Interface dataset entries:
__________

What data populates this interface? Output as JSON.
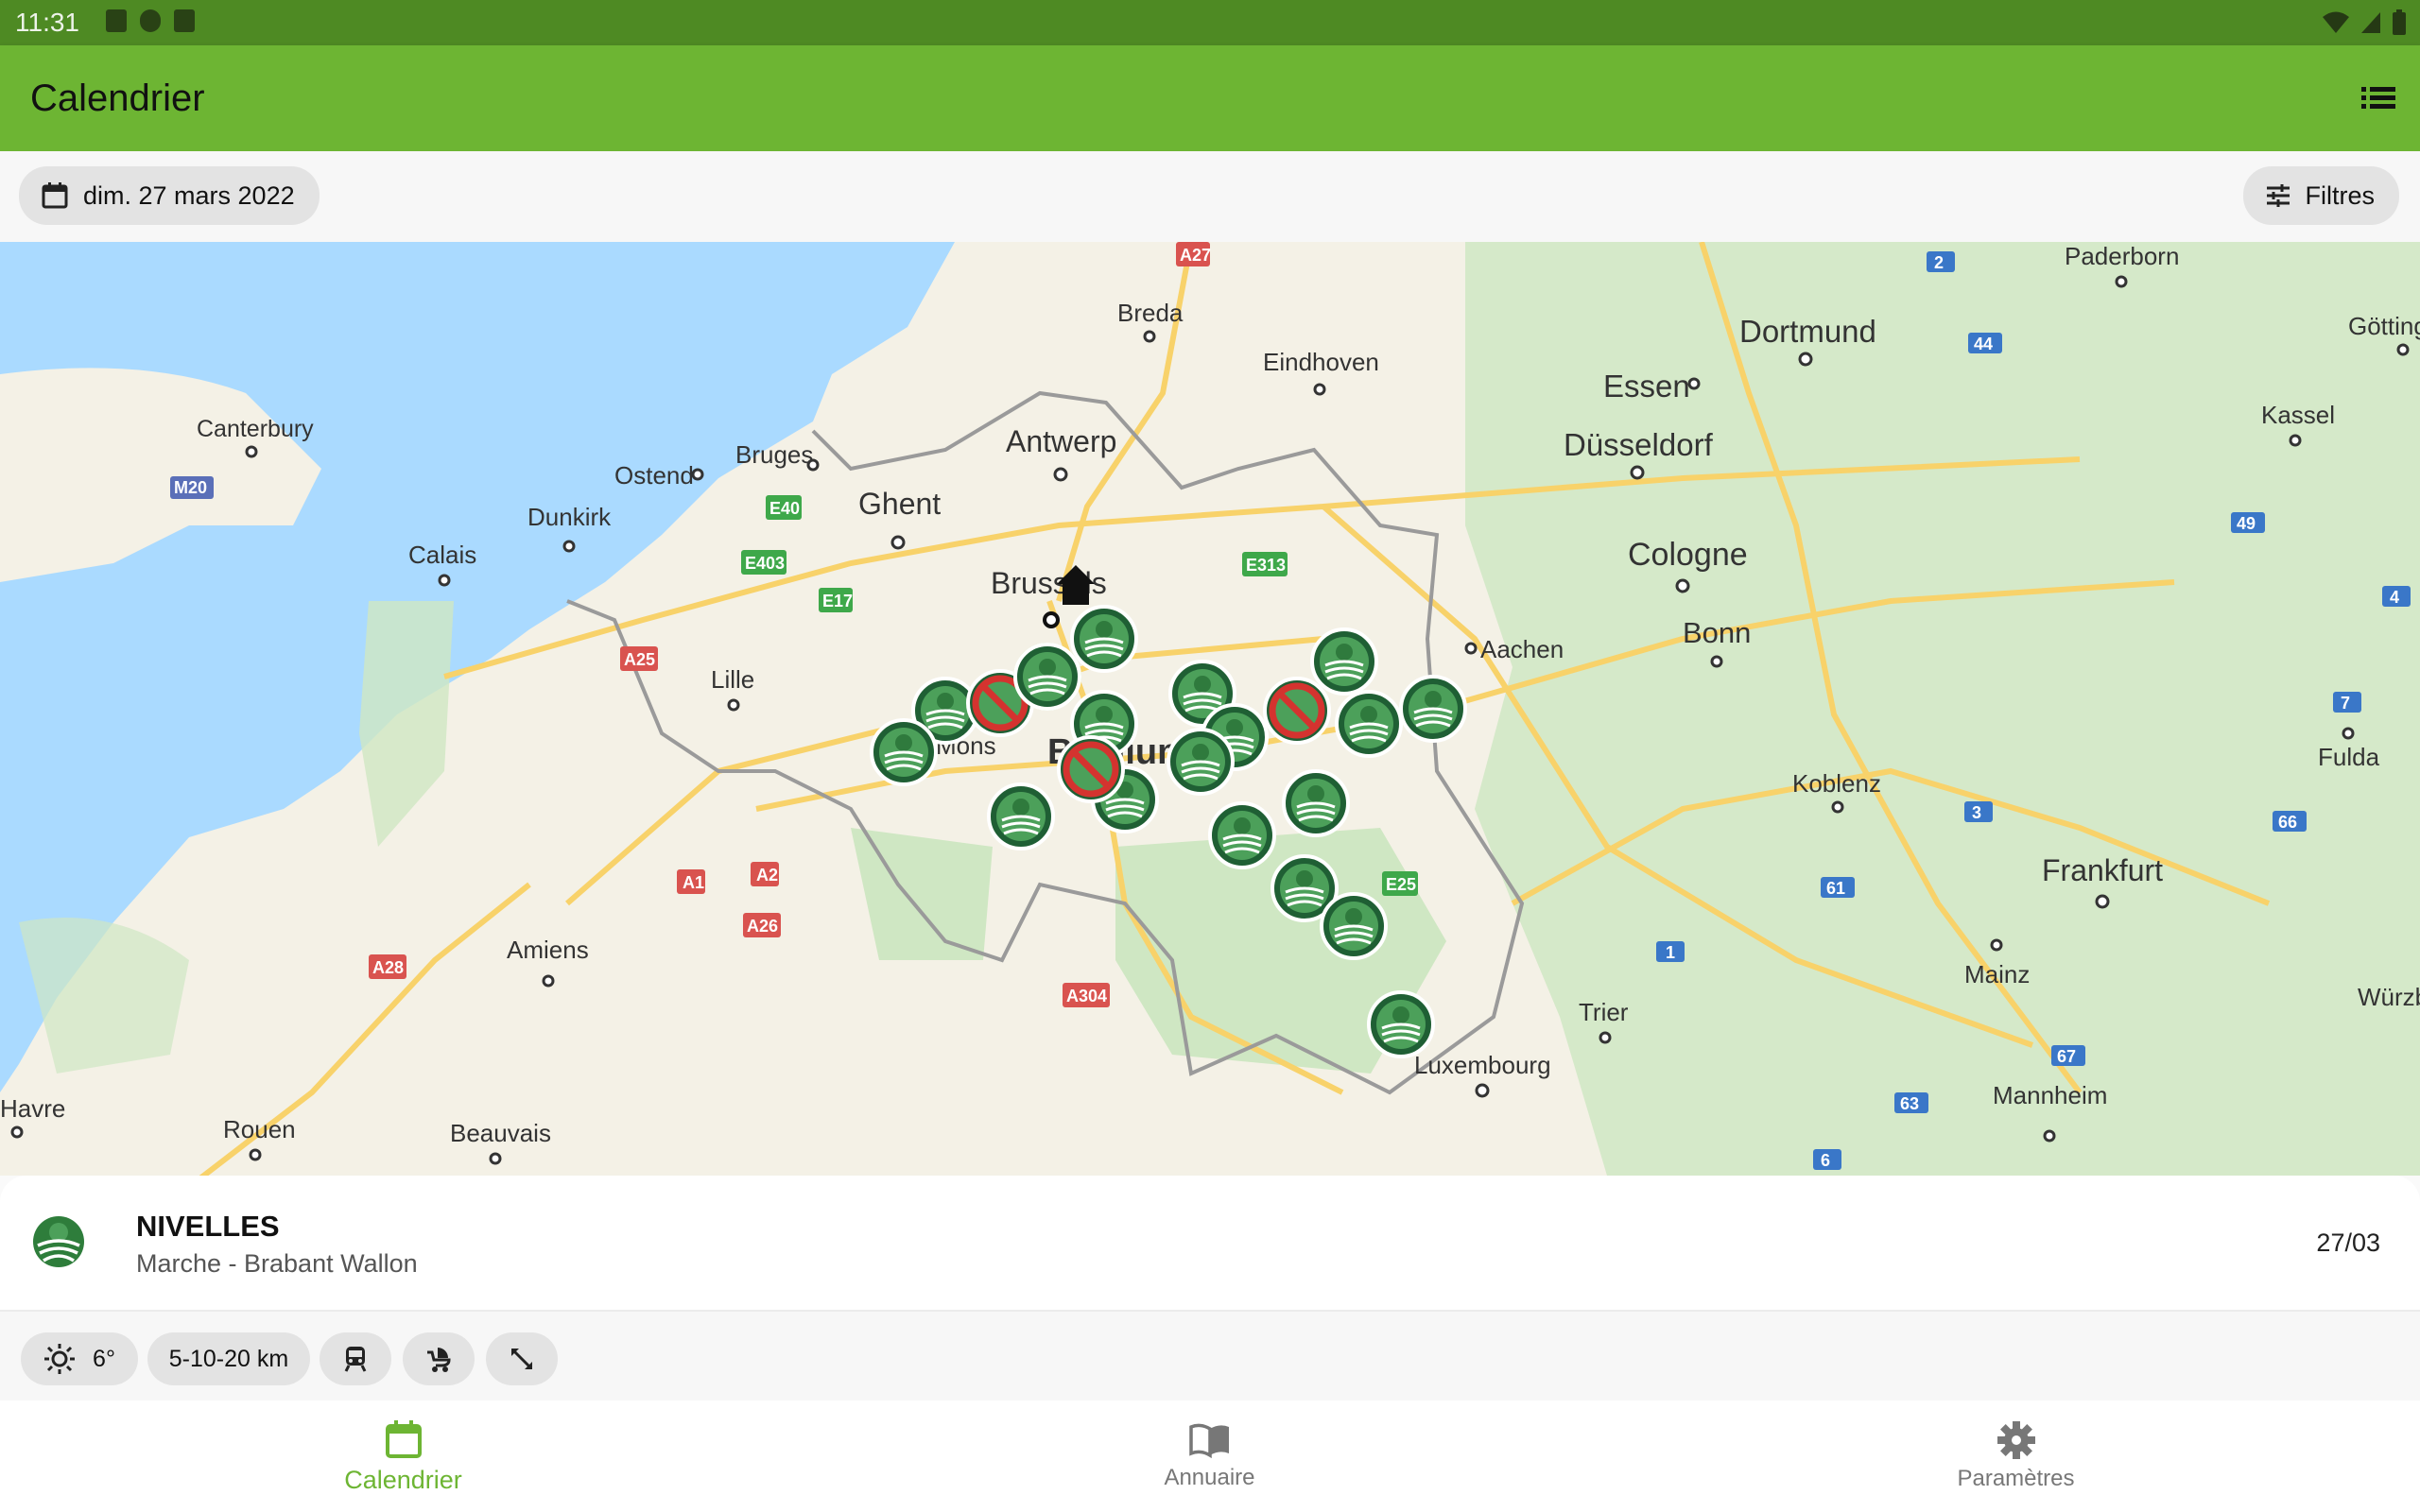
{
  "status_bar": {
    "time": "11:31",
    "icons": [
      "a-icon",
      "p-icon",
      "sd-icon"
    ],
    "right_icons": [
      "wifi-icon",
      "signal-icon",
      "battery-icon"
    ]
  },
  "app_bar": {
    "title": "Calendrier",
    "menu_icon": "list-icon"
  },
  "toolbar": {
    "date_label": "dim. 27 mars 2022",
    "filters_label": "Filtres"
  },
  "map": {
    "cities": [
      "Breda",
      "Eindhoven",
      "Antwerp",
      "Ghent",
      "Bruges",
      "Ostend",
      "Dunkirk",
      "Calais",
      "Canterbury",
      "Brussels",
      "Lille",
      "Mons",
      "Belgium",
      "Aachen",
      "Cologne",
      "Bonn",
      "Düsseldorf",
      "Essen",
      "Dortmund",
      "Paderborn",
      "Götting",
      "Kassel",
      "Koblenz",
      "Fulda",
      "Frankfurt",
      "Mainz",
      "Mannheim",
      "Würzb",
      "Trier",
      "Luxembourg",
      "Amiens",
      "Rouen",
      "Beauvais",
      "Havre"
    ],
    "roads": [
      "A27",
      "E40",
      "E403",
      "E17",
      "E313",
      "A25",
      "A1",
      "A2",
      "A26",
      "A28",
      "A304",
      "E25",
      "M20",
      "2",
      "44",
      "49",
      "4",
      "7",
      "3",
      "66",
      "61",
      "1",
      "67",
      "63",
      "6"
    ]
  },
  "colors": {
    "statusbar": "#4e8a23",
    "appbar": "#6db533",
    "accent": "#6db533",
    "marker_dark": "#1f5f34"
  },
  "event": {
    "name": "NIVELLES",
    "subtitle": "Marche - Brabant Wallon",
    "date": "27/03"
  },
  "event_chips": {
    "weather_icon": "sun-icon",
    "temperature": "6°",
    "distances": "5-10-20 km",
    "train_icon": "train-icon",
    "stroller_icon": "stroller-icon",
    "route_icon": "route-icon"
  },
  "nav": {
    "calendar": {
      "label": "Calendrier",
      "icon": "calendar-icon"
    },
    "directory": {
      "label": "Annuaire",
      "icon": "book-icon"
    },
    "settings": {
      "label": "Paramètres",
      "icon": "gear-icon"
    }
  }
}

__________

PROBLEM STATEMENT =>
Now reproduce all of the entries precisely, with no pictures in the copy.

TASK SOLUTION =>
What data populates this interface? Output as JSON.
{
  "status_bar": {
    "time": "11:31",
    "icons": [
      "a-icon",
      "p-icon",
      "sd-icon"
    ],
    "right_icons": [
      "wifi-icon",
      "signal-icon",
      "battery-icon"
    ]
  },
  "app_bar": {
    "title": "Calendrier",
    "menu_icon": "list-icon"
  },
  "toolbar": {
    "date_label": "dim. 27 mars 2022",
    "filters_label": "Filtres"
  },
  "map": {
    "cities": [
      "Breda",
      "Eindhoven",
      "Antwerp",
      "Ghent",
      "Bruges",
      "Ostend",
      "Dunkirk",
      "Calais",
      "Canterbury",
      "Brussels",
      "Lille",
      "Mons",
      "Belgium",
      "Aachen",
      "Cologne",
      "Bonn",
      "Düsseldorf",
      "Essen",
      "Dortmund",
      "Paderborn",
      "Götting",
      "Kassel",
      "Koblenz",
      "Fulda",
      "Frankfurt",
      "Mainz",
      "Mannheim",
      "Würzb",
      "Trier",
      "Luxembourg",
      "Amiens",
      "Rouen",
      "Beauvais",
      "Havre"
    ],
    "roads": [
      "A27",
      "E40",
      "E403",
      "E17",
      "E313",
      "A25",
      "A1",
      "A2",
      "A26",
      "A28",
      "A304",
      "E25",
      "M20",
      "2",
      "44",
      "49",
      "4",
      "7",
      "3",
      "66",
      "61",
      "1",
      "67",
      "63",
      "6"
    ]
  },
  "colors": {
    "statusbar": "#4e8a23",
    "appbar": "#6db533",
    "accent": "#6db533",
    "marker_dark": "#1f5f34"
  },
  "event": {
    "name": "NIVELLES",
    "subtitle": "Marche - Brabant Wallon",
    "date": "27/03"
  },
  "event_chips": {
    "weather_icon": "sun-icon",
    "temperature": "6°",
    "distances": "5-10-20 km",
    "train_icon": "train-icon",
    "stroller_icon": "stroller-icon",
    "route_icon": "route-icon"
  },
  "nav": {
    "calendar": {
      "label": "Calendrier",
      "icon": "calendar-icon"
    },
    "directory": {
      "label": "Annuaire",
      "icon": "book-icon"
    },
    "settings": {
      "label": "Paramètres",
      "icon": "gear-icon"
    }
  }
}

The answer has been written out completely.